I had the rug pulled from under me in a recent workshop – by a Chief Risk Officer. In full flow, and in front of the CRO and his leadership team, I was explaining how we could thread risk management and controls into the operational fabric of the organization by embedding RACI within the core business processes.
“Stop!” said the CRO. “We don’t want RACI. No-one understands it”. He paused. “I don’t!”.
There was a moment’s silence as the room took in what the corporate director for risk management for this global business had just said.
He looked at me, standing at the whiteboard: “Go on then… What’s the difference between Responsible and Accountable?”.
And of course, at this point, as the room turned for my fluent and authoritative response, it all went squidgy. I blathered something plausible, which he rightly pounced on: “See! And we’re supposed to be the experts. What hope is there for everyone else?”.
It was an eye-opening moment. I’d always assumed – no-one I’d ever met had questioned it – that RACI was universally understood and useful.
I’ve come to see though that he’s right, or at least on to something important.
For a start, there’s no single definition of RACI. Wikipedia lists two competing RACI definitions – that’s aside from the traditional definition of Responsible-Accountable-Consulted-Informed – as well as a long list of similar responsibility assignment matrices (RASCI, RASI, PASCI, CAIRO and others).
Friends too confirm the confusion that they’ve seen. One – ex Big 4, now a Finance Transformation director – argued that most people find RACI confusing:

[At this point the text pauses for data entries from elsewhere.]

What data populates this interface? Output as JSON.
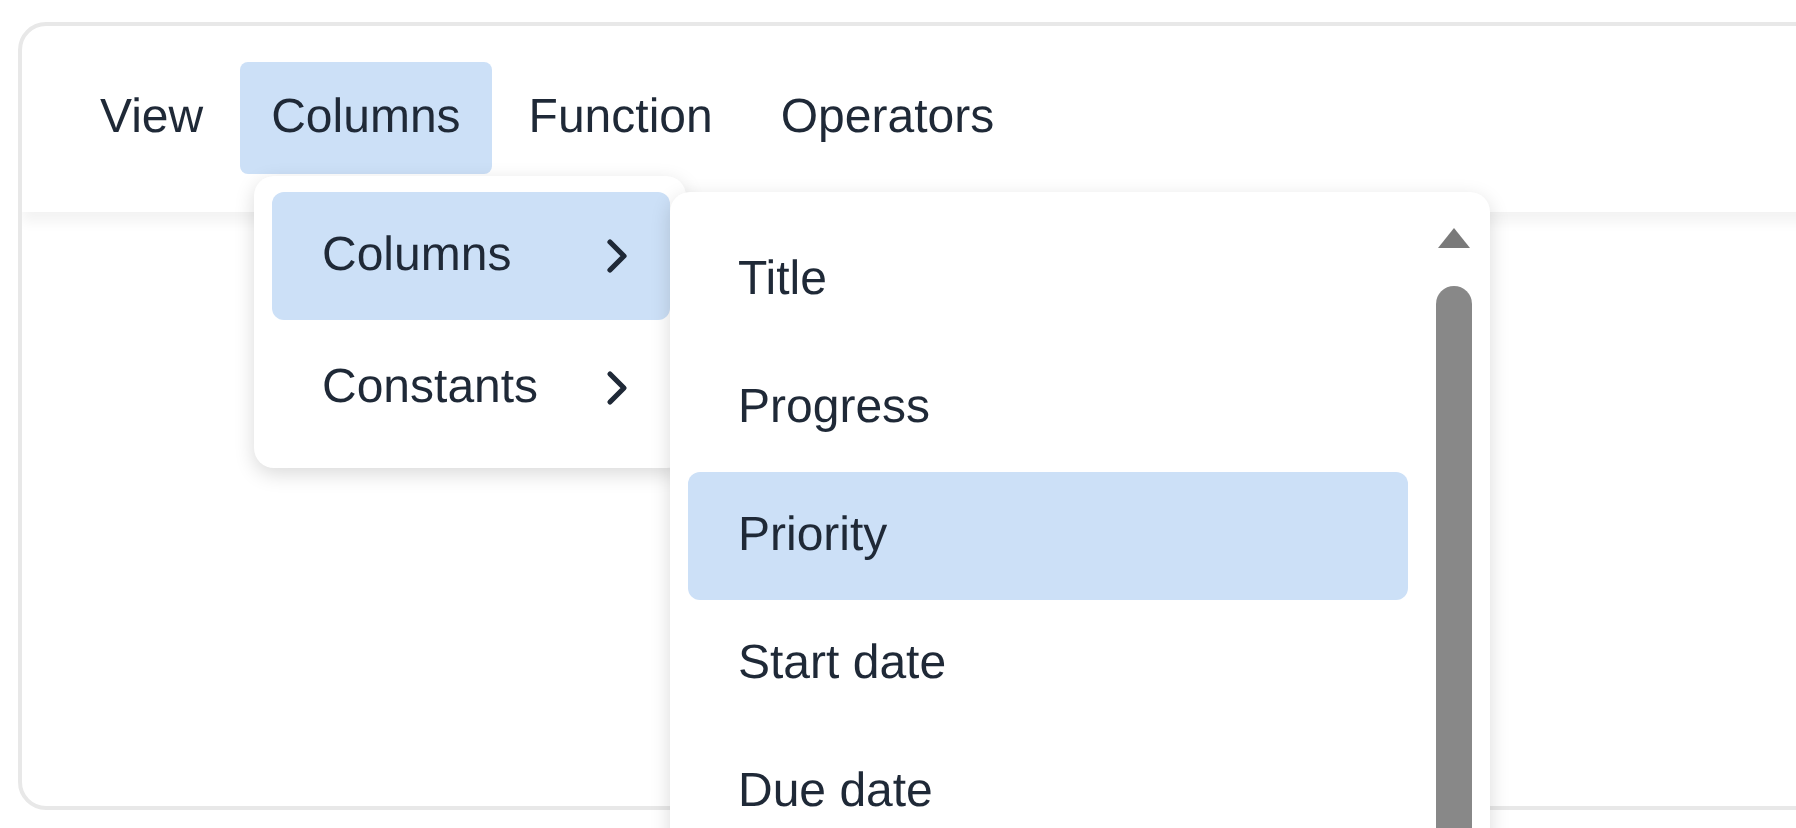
{
  "menubar": [
    {
      "label": "View",
      "selected": false
    },
    {
      "label": "Columns",
      "selected": true
    },
    {
      "label": "Function",
      "selected": false
    },
    {
      "label": "Operators",
      "selected": false
    }
  ],
  "submenu": [
    {
      "label": "Columns",
      "selected": true
    },
    {
      "label": "Constants",
      "selected": false
    }
  ],
  "column_list": [
    {
      "label": "Title",
      "selected": false
    },
    {
      "label": "Progress",
      "selected": false
    },
    {
      "label": "Priority",
      "selected": true
    },
    {
      "label": "Start date",
      "selected": false
    },
    {
      "label": "Due date",
      "selected": false
    }
  ]
}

“It’s almost always isolated from everything else as well, so it becomes a theoretical exercise instead of a project driver. I doubt whether many RACIs are ever updated after the first approved version.”
As it happens, my tormentor CRO did agree in the end to adopt RACI embedded within the core business processes – but against a promise that it would deployed in a way that provided easy clarification for users at the point-of-use.

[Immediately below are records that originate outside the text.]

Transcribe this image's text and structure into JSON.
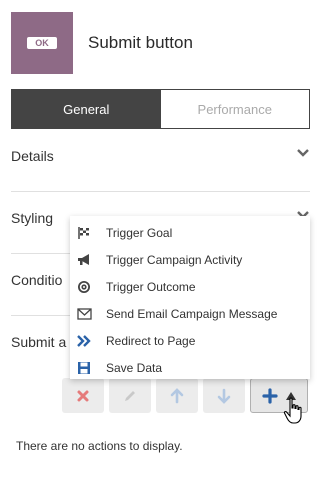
{
  "header": {
    "thumb_label": "OK",
    "title": "Submit button"
  },
  "tabs": [
    {
      "label": "General"
    },
    {
      "label": "Performance"
    }
  ],
  "sections": [
    {
      "label": "Details"
    },
    {
      "label": "Styling"
    },
    {
      "label": "Conditio"
    },
    {
      "label": "Submit a"
    }
  ],
  "menu": {
    "items": [
      {
        "label": "Trigger Goal",
        "icon": "goal-flag-icon"
      },
      {
        "label": "Trigger Campaign Activity",
        "icon": "megaphone-icon"
      },
      {
        "label": "Trigger Outcome",
        "icon": "target-icon"
      },
      {
        "label": "Send Email Campaign Message",
        "icon": "envelope-icon"
      },
      {
        "label": "Redirect to Page",
        "icon": "double-chevron-right-icon"
      },
      {
        "label": "Save Data",
        "icon": "floppy-disk-icon"
      }
    ]
  },
  "empty_message": "There are no actions to display.",
  "colors": {
    "thumb": "#8e6a86",
    "tab_active": "#444444",
    "accent_blue": "#2a62a8",
    "delete_red": "#e57b7b"
  }
}
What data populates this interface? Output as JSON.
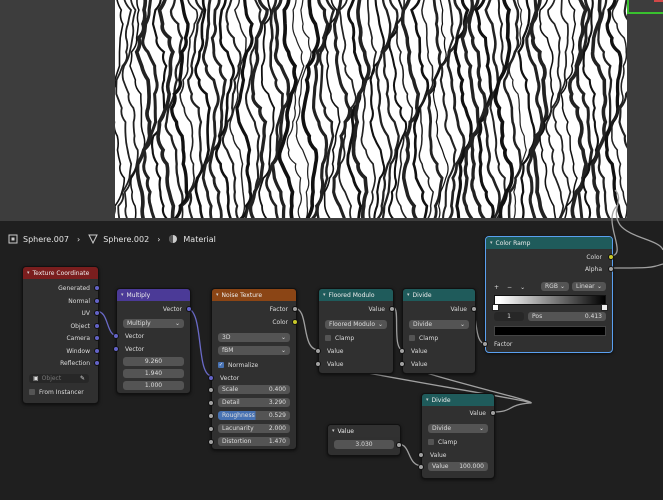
{
  "breadcrumb": {
    "object": "Sphere.007",
    "mesh": "Sphere.002",
    "material": "Material"
  },
  "nodes": {
    "texcoord": {
      "title": "Texture Coordinate",
      "outputs": [
        "Generated",
        "Normal",
        "UV",
        "Object",
        "Camera",
        "Window",
        "Reflection"
      ],
      "object_placeholder": "Object",
      "from_instancer": "From Instancer"
    },
    "multiply": {
      "title": "Multiply",
      "output": "Vector",
      "mode": "Multiply",
      "in1": "Vector",
      "in2": "Vector",
      "vals": [
        "9.260",
        "1.940",
        "1.000"
      ]
    },
    "noise": {
      "title": "Noise Texture",
      "out_factor": "Factor",
      "out_color": "Color",
      "dim": "3D",
      "type": "fBM",
      "normalize": "Normalize",
      "in_vector": "Vector",
      "params": [
        {
          "label": "Scale",
          "value": "0.400"
        },
        {
          "label": "Detail",
          "value": "3.290"
        },
        {
          "label": "Roughness",
          "value": "0.529"
        },
        {
          "label": "Lacunarity",
          "value": "2.000"
        },
        {
          "label": "Distortion",
          "value": "1.470"
        }
      ]
    },
    "floored": {
      "title": "Floored Modulo",
      "out": "Value",
      "mode": "Floored Modulo",
      "clamp": "Clamp",
      "in1": "Value",
      "in2": "Value"
    },
    "divide1": {
      "title": "Divide",
      "out": "Value",
      "mode": "Divide",
      "clamp": "Clamp",
      "in1": "Value",
      "in2": "Value"
    },
    "colorramp": {
      "title": "Color Ramp",
      "out_color": "Color",
      "out_alpha": "Alpha",
      "plus": "+",
      "minus": "−",
      "mode": "RGB",
      "interp": "Linear",
      "index": "1",
      "pos_label": "Pos",
      "pos_value": "0.413",
      "in_factor": "Factor"
    },
    "divide2": {
      "title": "Divide",
      "out": "Value",
      "mode": "Divide",
      "clamp": "Clamp",
      "in1": "Value",
      "in2_label": "Value",
      "in2_value": "100.000"
    },
    "value": {
      "title": "Value",
      "out": "Value",
      "value": "3.030"
    }
  },
  "colors": {
    "input": "#7a1e1e",
    "converter": "#1f5b5b",
    "vector": "#4b3a97",
    "texture": "#8b4515",
    "selected_border": "#5aa0f0"
  },
  "icons": {
    "object": "triangle-object-icon",
    "mesh": "mesh-icon",
    "material": "material-sphere-icon"
  }
}
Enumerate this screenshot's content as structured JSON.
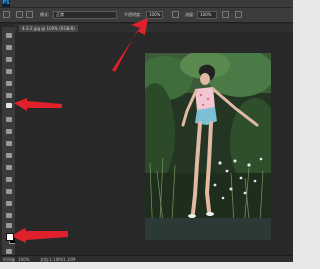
{
  "app": {
    "logo": "PS"
  },
  "options_bar": {
    "mode_label": "模式:",
    "mode_value": "正常",
    "opacity_label": "不透明度:",
    "opacity_value": "100%",
    "flow_label": "流量:",
    "flow_value": "100%"
  },
  "document": {
    "tab_title": "4-3-2.jpg @ 100% (RGB/8)"
  },
  "status_bar": {
    "zoom": "100%",
    "doc_info": "文档:1.10M/1.10M",
    "label": "时间轴"
  },
  "annotations": {
    "arrow_color": "#e0202a"
  }
}
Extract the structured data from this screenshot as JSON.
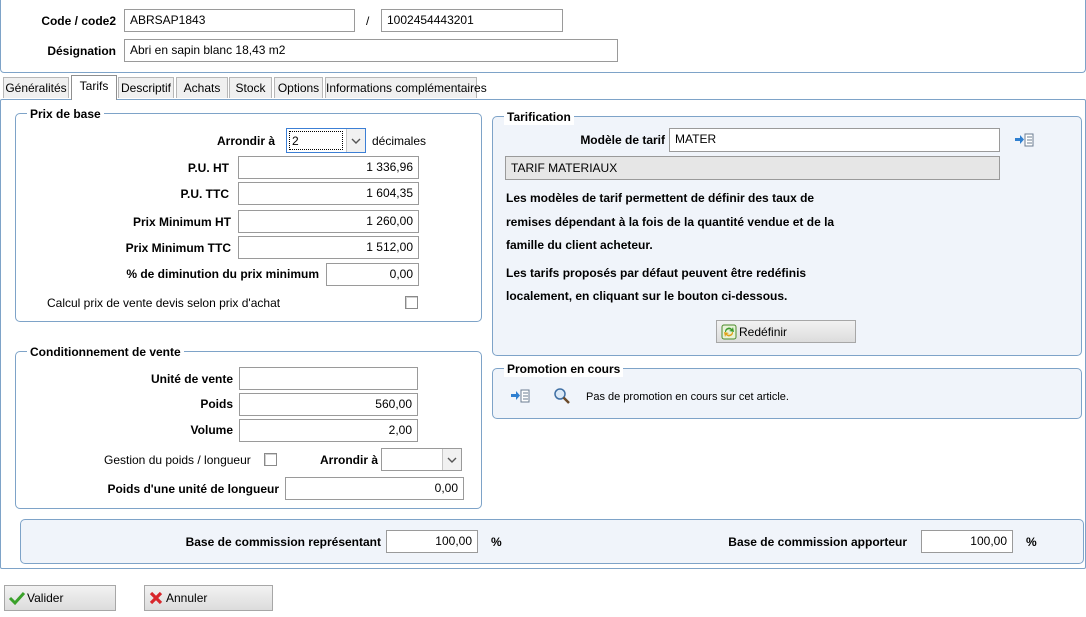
{
  "header": {
    "code_label": "Code / code2",
    "code_value": "ABRSAP1843",
    "separator": "/",
    "code2_value": "1002454443201",
    "designation_label": "Désignation",
    "designation_value": "Abri en sapin blanc 18,43 m2"
  },
  "tabs": [
    {
      "label": "Généralités"
    },
    {
      "label": "Tarifs",
      "active": true
    },
    {
      "label": "Descriptif"
    },
    {
      "label": "Achats"
    },
    {
      "label": "Stock"
    },
    {
      "label": "Options"
    },
    {
      "label": "Informations complémentaires"
    }
  ],
  "prix_base": {
    "title": "Prix de base",
    "arrondir_label": "Arrondir à",
    "arrondir_value": "2",
    "decimales_label": "décimales",
    "pu_ht_label": "P.U. HT",
    "pu_ht_value": "1 336,96",
    "pu_ttc_label": "P.U. TTC",
    "pu_ttc_value": "1 604,35",
    "prix_min_ht_label": "Prix Minimum HT",
    "prix_min_ht_value": "1 260,00",
    "prix_min_ttc_label": "Prix Minimum TTC",
    "prix_min_ttc_value": "1 512,00",
    "diminution_label": "% de diminution du prix minimum",
    "diminution_value": "0,00",
    "calcul_label": "Calcul prix de vente devis selon prix d'achat"
  },
  "conditionnement": {
    "title": "Conditionnement de vente",
    "unite_label": "Unité de vente",
    "unite_value": "",
    "poids_label": "Poids",
    "poids_value": "560,00",
    "volume_label": "Volume",
    "volume_value": "2,00",
    "gestion_label": "Gestion du poids / longueur",
    "arrondir_label": "Arrondir à",
    "arrondir_value": "",
    "poids_unite_label": "Poids d'une unité de longueur",
    "poids_unite_value": "0,00"
  },
  "tarification": {
    "title": "Tarification",
    "modele_label": "Modèle de tarif",
    "modele_value": "MATER",
    "modele_desc": "TARIF MATERIAUX",
    "text_line1": "Les modèles de tarif permettent de définir des taux de",
    "text_line2": "remises dépendant à la fois de la quantité vendue et de la",
    "text_line3": "famille du client acheteur.",
    "text_line4": "Les tarifs proposés par défaut peuvent être redéfinis",
    "text_line5": "localement, en cliquant sur le bouton ci-dessous.",
    "redefinir_label": "Redéfinir"
  },
  "promotion": {
    "title": "Promotion en cours",
    "message": "Pas de promotion en cours sur cet article."
  },
  "commission": {
    "representant_label": "Base de commission représentant",
    "representant_value": "100,00",
    "apporteur_label": "Base de commission apporteur",
    "apporteur_value": "100,00",
    "percent": "%"
  },
  "footer": {
    "valider_label": "Valider",
    "annuler_label": "Annuler"
  },
  "icons": [
    "list-arrow-icon",
    "magnifier-icon",
    "recycle-icon",
    "checkmark-icon",
    "red-x-icon",
    "chevron-down-icon"
  ],
  "colors": {
    "accent_border": "#7ea3c8",
    "panel_bg": "#f0f4fa"
  }
}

Which seems to me to be the happy ending. Good governance demands clarity. The widely-adopted COSO framework for risk management, for example, stresses that it is vital at all levels of an organization, and highlights embedding in operational reality as one of its seven keys to success in risk management:
“A key to success is linking or embedding the Enterprise Risk Management (ERM) process into the core business processes and structures of the organization.”
My take-away is that RACI, or some variant of it, may be incredibly useful in making clear roles and responsibilities, especially when it’s live because it’s embedded within a common enterprise-wide process management platform. But I’ll never again assume that it’s understood. It always has to be explained – simply and at the point of use.
08 Sep 2014 When Does A Tool Become A Platform?
24 Sep 2013 The Business Management System App
PS it’s an anagram of ‘RACI in ERM’. I’m slowing learning how to do the Times crossword 🙂